** DATA TO EXAMINE follows **
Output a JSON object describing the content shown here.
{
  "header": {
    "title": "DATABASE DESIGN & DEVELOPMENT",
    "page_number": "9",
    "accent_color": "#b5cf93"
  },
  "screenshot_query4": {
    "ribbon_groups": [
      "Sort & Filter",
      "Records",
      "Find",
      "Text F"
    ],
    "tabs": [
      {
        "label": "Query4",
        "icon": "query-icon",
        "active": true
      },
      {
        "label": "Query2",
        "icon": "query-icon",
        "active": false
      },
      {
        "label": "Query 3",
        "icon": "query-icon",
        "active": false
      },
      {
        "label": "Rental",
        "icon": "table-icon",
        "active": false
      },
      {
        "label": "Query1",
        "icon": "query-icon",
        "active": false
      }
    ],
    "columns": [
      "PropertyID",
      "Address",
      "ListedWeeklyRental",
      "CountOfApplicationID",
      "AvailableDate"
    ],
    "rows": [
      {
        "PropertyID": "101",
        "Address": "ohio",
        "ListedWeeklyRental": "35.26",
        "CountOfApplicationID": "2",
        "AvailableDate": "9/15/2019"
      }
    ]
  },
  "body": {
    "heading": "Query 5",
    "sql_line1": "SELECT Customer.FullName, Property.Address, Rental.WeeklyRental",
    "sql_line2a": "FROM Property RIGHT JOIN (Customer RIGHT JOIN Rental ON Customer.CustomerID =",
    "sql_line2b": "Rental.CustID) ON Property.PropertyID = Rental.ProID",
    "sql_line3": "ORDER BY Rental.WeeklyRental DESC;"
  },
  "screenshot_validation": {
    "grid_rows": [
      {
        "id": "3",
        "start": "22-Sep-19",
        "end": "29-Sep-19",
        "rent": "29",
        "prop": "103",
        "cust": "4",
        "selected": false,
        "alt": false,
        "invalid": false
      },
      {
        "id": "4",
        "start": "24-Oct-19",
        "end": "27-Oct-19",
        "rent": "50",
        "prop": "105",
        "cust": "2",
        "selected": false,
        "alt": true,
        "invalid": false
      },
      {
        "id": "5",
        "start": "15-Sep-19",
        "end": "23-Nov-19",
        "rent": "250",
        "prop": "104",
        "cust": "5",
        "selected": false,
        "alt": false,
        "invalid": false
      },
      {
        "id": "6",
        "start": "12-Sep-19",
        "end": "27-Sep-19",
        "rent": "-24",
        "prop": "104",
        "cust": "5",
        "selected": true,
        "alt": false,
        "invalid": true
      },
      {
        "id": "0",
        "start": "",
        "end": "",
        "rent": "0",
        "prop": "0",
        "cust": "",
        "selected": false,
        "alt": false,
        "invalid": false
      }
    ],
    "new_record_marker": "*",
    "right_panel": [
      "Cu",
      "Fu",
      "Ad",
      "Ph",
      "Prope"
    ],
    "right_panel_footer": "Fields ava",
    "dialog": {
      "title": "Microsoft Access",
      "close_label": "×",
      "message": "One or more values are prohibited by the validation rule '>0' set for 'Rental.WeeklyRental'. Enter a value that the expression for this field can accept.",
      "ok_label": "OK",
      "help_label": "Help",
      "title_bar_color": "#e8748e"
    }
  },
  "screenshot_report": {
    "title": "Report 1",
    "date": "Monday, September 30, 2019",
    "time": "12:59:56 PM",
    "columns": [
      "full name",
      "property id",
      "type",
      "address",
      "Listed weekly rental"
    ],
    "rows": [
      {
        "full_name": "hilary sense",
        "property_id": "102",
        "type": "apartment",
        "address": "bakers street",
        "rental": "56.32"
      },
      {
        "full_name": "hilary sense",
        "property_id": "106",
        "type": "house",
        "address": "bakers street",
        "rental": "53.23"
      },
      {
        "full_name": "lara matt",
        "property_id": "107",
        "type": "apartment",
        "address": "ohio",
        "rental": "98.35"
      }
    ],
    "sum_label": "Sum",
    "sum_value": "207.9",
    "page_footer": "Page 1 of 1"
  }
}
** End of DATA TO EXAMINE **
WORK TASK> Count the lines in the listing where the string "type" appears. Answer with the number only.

ANSWER TO THIS PROBLEM> 4